Refreshingly clear after wading through 23andMe’s terms of service. That said, it’s a little concerning that there’s no reference to the data being ‘anonymised’ before being used for commercial research, or whether the organic sample will ever be destroyed.
UK-based ‘Test Diagnostics’ resell the International Biosciences genetic predisposition test, so if you’re buying from them, the same terms apply: The customers’ organic samples and digitised data can be shared by International Biosciences as part of a commercial relationship.
‘easyDNA’ also keep their customers’ organic samples but there’s a clause in the terms and conditions that says a customer may request that their organic sample be destroyed. Good to know, it’s just a shame that there’s no option to choose ‘sample destruction’ in the paperwork that’s provided.
Similarly to 23andMe and International Biosciences, easyDNA’s terms state that upon signing, the customer understands that they receive no compensation or funds should any inventions arise after analysing their organic sample.
Fortunately not all DNA testing providers are this opportunistic: UK-based ‘Genetic Health’ and Slovenia-based ‘Gene Planet’ destroy their customers’ organic samples after processing, and keep the digitised genetic information locked away in case you require further consultation.
Where am I going with this? Well, it’s clear that there’s demand for both identifiable and anonymous DNA for the purposes of research and development. It’s also apparent that this R&D is expected to give rise to some pretty lucrative ventures, hence the clauses designed to waive a customer’s rights to the profits. Considering the ‘covert’ way in which these clauses have been surreptitiously added to the Ts & Cs, and I think you’ll begin to realise just how valuable your genetic code is.

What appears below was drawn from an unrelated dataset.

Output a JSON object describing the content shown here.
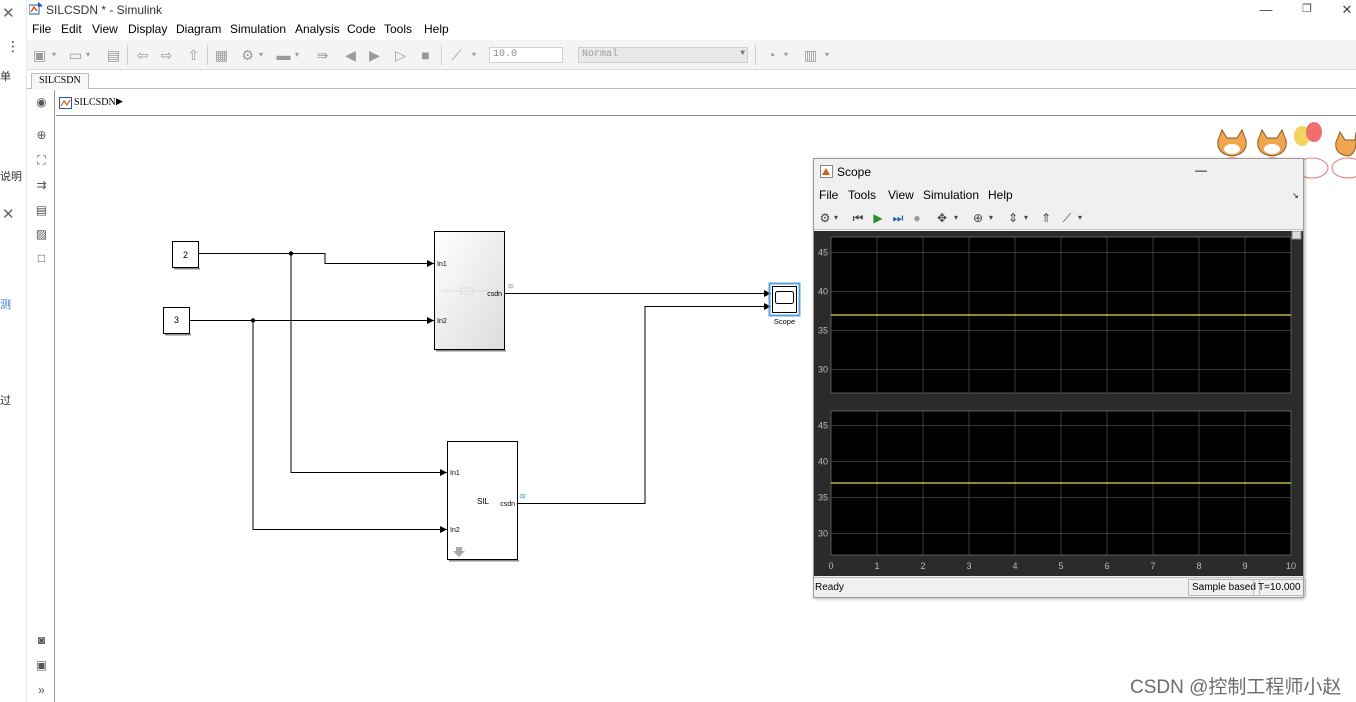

To draw a parallel with online advertising, many of us are comfortable with the concept of free software – like Facebook – in return for ads. And many advertisers buy vast amounts of anonymous data about us, to better target these ads in the hope that we’ll buy their products and services. Right now, most of the proceeds from selling this data go to the middle men, to the Experians and the Googles, and not to you or me.
I see the same thing happening with your DNA. An army of brokers will buy copies of your sequenced genome – probably from DNA testing providers – and sell it on to the highest bidder. But where the knowledge to target you with online advertising is fleeting, acquiring the right to your genetic intellectual property is forever.
So please consider this the next time you’re buying a DNA test, and a particularly enticing ‘Accept Ts & Cs’ check-box tempts you to forgo reading the terms and conditions. There are plenty of providers out there who will undertake DNA tests without your having to waive any rights.
In fact, I think we (the customers) would be better off by realising our right to choose when our DNA is sold – ideally by licensing it to those whom want access for R&D purposes – and whether its ‘anonymised’ or not. But who could facilitate such a DNA marketplace for consumers? Who’s going to empower us to keep a copy of our genome securely in the cloud, and let other companies pay us for access to that data?
To my mind, Facebook and Google are the two most likely candidates, and what a world that would be if they could pull it off! Not only will licensing our genetic intellectual property yield us an income, simply by virtue of the fact that we’re human, but every time we want a DNA test we can simply let providers crawl our digital genome. Your genetic predisposition to disease, your genetic family tree, and even your genetic soul mate would be only an algorithm away.